The favorite coming in was Russell Wood, who had to settle for a distant silver in 54.47, just missing the 54.36 standard. Wood was about half a second off the best time he established last year of 53.96. Last night’s 200 freestyle winner Markus Thormeyer touched 3rd in 54.59, eclipsing 55 seconds for the first time. Jeremie Dezwirek from the University of California led through 50 metres in 26.24, but couldn’t hold off the others coming home as he touched 4th in 55.00.
Ryan Murphy from the University of California dominated the B-final in a blistering 52.57, the 4th fastest time in the world since the 2015 World Championships.

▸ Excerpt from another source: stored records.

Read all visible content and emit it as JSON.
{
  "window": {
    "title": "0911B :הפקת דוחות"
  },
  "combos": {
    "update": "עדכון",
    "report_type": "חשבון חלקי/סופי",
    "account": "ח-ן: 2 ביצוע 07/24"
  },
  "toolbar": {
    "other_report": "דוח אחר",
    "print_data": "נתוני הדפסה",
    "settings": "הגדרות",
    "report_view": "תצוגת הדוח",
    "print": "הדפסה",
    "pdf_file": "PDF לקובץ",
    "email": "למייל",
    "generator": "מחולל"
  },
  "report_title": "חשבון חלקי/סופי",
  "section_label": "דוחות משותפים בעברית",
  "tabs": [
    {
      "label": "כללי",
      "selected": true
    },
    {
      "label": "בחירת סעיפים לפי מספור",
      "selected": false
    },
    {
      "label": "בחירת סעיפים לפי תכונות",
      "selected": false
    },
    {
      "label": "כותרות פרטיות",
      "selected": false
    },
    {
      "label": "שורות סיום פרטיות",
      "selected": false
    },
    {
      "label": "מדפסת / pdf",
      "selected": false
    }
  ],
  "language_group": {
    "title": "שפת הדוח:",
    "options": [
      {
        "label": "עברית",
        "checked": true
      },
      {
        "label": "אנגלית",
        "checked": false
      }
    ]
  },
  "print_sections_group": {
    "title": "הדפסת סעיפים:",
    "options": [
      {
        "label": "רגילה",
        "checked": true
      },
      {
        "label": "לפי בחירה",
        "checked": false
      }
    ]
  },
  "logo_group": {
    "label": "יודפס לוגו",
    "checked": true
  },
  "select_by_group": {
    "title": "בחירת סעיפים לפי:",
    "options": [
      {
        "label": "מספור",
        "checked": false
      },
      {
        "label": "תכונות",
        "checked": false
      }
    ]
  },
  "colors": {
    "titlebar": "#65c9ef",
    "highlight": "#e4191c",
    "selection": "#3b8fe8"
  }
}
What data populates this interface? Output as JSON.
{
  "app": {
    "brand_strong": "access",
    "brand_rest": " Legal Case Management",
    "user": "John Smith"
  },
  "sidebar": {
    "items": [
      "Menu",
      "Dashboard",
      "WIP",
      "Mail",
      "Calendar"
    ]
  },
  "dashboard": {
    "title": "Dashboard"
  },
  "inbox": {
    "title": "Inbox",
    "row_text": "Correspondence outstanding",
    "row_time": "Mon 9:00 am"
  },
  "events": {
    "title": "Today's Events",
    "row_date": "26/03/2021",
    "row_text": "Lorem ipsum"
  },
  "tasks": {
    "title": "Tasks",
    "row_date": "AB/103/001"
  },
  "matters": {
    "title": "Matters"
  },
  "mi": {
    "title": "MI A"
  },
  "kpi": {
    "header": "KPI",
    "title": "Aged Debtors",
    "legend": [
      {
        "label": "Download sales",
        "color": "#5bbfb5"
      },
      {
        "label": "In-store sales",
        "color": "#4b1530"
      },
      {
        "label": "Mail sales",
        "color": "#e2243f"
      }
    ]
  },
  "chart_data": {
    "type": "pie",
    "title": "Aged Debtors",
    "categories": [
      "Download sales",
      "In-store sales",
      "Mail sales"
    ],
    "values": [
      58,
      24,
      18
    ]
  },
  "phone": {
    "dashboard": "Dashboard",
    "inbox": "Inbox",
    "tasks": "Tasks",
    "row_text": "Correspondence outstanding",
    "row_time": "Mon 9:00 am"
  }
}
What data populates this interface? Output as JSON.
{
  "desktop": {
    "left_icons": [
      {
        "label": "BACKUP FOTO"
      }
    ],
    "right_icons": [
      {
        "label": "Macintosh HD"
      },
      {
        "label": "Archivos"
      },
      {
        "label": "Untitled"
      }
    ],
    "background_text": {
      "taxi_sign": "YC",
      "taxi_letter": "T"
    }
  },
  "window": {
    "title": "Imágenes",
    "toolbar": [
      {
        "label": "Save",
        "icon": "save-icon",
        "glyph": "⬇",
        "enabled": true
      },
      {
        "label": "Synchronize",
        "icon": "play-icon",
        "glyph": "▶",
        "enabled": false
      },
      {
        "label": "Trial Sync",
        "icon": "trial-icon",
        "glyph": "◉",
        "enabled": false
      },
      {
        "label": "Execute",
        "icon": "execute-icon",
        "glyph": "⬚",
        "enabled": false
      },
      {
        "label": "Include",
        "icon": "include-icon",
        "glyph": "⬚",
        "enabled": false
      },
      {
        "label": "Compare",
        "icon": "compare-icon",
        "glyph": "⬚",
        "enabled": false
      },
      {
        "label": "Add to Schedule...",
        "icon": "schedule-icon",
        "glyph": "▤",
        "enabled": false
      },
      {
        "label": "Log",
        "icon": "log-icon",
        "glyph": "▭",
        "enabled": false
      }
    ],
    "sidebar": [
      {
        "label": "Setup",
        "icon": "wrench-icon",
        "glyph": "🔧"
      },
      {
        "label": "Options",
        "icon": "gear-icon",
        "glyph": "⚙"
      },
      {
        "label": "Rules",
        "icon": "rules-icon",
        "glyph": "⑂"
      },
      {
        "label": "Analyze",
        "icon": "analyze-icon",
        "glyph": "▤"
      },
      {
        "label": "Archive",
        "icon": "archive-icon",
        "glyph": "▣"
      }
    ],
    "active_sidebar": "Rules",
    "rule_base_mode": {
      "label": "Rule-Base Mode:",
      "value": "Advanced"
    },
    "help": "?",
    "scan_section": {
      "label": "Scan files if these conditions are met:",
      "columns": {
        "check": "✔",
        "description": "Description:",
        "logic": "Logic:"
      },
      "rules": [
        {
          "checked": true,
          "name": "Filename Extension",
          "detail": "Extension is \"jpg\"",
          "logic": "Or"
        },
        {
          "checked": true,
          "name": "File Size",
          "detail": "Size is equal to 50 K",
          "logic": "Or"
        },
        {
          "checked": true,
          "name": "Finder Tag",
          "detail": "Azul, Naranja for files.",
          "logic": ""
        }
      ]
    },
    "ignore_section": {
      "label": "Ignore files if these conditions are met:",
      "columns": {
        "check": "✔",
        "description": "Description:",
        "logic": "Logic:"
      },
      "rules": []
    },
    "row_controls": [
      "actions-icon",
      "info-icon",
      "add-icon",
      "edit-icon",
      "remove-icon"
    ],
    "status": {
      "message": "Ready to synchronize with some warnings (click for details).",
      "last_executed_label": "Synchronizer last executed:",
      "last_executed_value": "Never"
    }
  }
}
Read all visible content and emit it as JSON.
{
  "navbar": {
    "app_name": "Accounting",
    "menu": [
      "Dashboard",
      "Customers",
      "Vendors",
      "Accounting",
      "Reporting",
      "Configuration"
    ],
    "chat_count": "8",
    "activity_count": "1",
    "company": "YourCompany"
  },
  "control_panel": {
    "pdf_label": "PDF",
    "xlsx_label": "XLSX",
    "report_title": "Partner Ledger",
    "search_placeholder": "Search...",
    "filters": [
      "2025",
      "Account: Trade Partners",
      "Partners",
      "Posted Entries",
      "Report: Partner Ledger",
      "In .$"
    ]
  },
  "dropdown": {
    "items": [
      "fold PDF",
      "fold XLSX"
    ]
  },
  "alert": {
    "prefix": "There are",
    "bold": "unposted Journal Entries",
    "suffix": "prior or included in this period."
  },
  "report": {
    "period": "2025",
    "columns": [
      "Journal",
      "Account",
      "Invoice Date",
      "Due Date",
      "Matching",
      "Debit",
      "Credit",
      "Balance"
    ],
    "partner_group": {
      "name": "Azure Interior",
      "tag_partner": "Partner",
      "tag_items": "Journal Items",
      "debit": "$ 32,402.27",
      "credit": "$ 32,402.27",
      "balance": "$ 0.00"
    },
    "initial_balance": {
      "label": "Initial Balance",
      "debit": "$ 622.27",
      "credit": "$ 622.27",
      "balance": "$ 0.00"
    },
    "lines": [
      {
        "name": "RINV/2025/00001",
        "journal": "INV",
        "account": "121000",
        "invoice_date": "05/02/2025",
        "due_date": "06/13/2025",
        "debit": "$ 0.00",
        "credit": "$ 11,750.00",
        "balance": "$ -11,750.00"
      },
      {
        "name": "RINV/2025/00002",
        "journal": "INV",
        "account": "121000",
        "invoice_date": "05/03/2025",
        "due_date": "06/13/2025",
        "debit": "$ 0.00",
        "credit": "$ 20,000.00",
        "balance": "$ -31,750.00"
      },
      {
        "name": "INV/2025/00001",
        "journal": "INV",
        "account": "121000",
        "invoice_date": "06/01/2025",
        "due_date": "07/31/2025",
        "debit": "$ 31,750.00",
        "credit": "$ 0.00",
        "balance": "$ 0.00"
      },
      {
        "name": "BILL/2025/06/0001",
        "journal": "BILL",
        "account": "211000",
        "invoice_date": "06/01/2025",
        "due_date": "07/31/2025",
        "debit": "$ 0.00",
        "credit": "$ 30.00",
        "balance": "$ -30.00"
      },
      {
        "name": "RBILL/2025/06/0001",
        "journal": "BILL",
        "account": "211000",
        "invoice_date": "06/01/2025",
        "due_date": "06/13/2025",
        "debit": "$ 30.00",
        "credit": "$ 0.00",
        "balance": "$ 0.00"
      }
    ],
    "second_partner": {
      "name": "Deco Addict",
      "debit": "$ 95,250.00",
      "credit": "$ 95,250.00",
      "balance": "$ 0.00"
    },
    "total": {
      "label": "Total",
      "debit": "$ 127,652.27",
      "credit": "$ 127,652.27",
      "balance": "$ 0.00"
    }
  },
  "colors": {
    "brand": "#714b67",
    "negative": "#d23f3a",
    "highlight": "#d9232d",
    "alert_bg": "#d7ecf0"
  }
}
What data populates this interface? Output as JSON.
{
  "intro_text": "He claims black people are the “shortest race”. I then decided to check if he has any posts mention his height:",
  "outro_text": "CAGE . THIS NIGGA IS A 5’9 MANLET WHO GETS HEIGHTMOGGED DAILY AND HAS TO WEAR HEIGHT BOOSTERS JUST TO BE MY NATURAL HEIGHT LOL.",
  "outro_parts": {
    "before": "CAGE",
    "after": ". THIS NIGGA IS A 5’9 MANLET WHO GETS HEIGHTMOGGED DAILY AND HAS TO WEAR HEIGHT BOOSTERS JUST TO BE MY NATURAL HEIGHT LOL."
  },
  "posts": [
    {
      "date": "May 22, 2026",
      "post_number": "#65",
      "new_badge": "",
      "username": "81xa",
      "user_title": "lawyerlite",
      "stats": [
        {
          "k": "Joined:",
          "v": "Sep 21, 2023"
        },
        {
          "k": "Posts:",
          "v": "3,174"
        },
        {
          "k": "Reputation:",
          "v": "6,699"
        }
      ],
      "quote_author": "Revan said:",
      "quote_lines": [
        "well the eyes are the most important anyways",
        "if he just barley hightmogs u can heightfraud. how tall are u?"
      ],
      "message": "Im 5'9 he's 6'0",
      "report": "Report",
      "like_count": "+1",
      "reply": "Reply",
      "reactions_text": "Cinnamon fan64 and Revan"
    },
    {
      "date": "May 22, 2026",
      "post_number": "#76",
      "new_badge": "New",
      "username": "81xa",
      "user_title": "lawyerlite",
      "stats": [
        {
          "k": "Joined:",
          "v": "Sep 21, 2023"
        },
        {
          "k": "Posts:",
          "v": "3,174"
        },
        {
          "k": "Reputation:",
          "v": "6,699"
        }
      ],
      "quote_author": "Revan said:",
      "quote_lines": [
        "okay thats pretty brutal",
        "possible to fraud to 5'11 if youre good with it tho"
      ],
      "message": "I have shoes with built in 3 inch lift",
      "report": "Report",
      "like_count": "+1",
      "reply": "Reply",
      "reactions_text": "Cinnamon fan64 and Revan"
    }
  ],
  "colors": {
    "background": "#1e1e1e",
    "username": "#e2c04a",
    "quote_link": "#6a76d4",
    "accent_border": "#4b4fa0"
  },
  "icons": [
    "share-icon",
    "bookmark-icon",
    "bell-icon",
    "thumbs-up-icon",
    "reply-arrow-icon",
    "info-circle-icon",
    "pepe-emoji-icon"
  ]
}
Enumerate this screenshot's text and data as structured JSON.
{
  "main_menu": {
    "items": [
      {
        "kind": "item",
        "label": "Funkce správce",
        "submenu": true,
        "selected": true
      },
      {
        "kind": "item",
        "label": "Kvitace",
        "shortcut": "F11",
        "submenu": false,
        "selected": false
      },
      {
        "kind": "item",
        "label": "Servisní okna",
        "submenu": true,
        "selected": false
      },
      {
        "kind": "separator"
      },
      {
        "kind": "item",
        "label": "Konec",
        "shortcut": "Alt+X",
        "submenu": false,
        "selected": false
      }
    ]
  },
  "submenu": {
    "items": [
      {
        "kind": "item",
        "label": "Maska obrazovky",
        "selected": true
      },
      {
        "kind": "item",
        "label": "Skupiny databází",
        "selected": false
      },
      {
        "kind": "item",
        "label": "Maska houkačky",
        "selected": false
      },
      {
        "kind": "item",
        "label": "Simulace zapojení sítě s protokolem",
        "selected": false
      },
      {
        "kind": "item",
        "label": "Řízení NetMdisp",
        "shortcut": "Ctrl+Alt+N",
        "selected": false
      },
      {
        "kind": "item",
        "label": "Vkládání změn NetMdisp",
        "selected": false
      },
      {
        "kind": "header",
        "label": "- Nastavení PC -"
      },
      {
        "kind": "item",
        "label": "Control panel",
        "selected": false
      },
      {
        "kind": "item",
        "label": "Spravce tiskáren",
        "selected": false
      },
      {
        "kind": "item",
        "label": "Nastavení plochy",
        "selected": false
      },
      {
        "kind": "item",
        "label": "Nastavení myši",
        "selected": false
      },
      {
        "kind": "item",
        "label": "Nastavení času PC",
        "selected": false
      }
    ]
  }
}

It is also the fastest time in the world for 2016. His Cal teammate Jacob Pebley was 2nd in 53.85, and Daniel Torres of Mexico lowered his own 100 back national record in 55.98.
Women’s 400m IM Final
- Olympic Qualifying Standard – 4:43.46
- Top Seed for Tonight – Sydney Pickrem, 4:46.86
- Canadian Record – Emily Overholt, 4:32.52 (2015)
- Sydney Pickrem, 4:38.34 OQ
- Emily Overholt, 4:38.50 OQ
- Erika Seltenreich-Hodgson, 4:43.87
In a race that saw numerous lead changes, Island Swimming’s Sydney Pickrem emerged victorious in the women’s 400 IM in 4:38.34, just out-touching Emily Overholt of UBC who was 2nd in 4:38.50. Both women crush the Olympic qualifying standard of 4:43.46. Overholt took a massive lead in the butterfly, and 3rd place finisher Erika Seltenreich-Hodgson made a massive move on the breaststroke taking the lead into the final 100. Pickrem also moved up a lot on the breaststroke, making it a three-woman race coming home. Seltenreich-Hodgson ran out of gas, and it was Pickrem and Overholt battling to the wall.
This result is eerily similar to the 2015 trials, as Pickrem won and Overholt was a close second posting very similar times. Though some might be concerned that Overholt was nearly six seconds off her Canadian record from last summer, she was 4:40.59 at this point last year, indicating she’ll be just fine this summer. Both will be dangerous at the Olympic Games. Those swims put Pickrem and Overholt 14th and 15th in the world rankings.
Seltenreich-Hodgson was 3rd in 4:43.87, and Tessa Cieplucha was 4th in 4:44.97.
In the B-final Elizabeth Beisel improved her morning swim of 4:35.82, touching in 4:35.59. That swim keeps her at 6th in the world since the 2015 World Championships.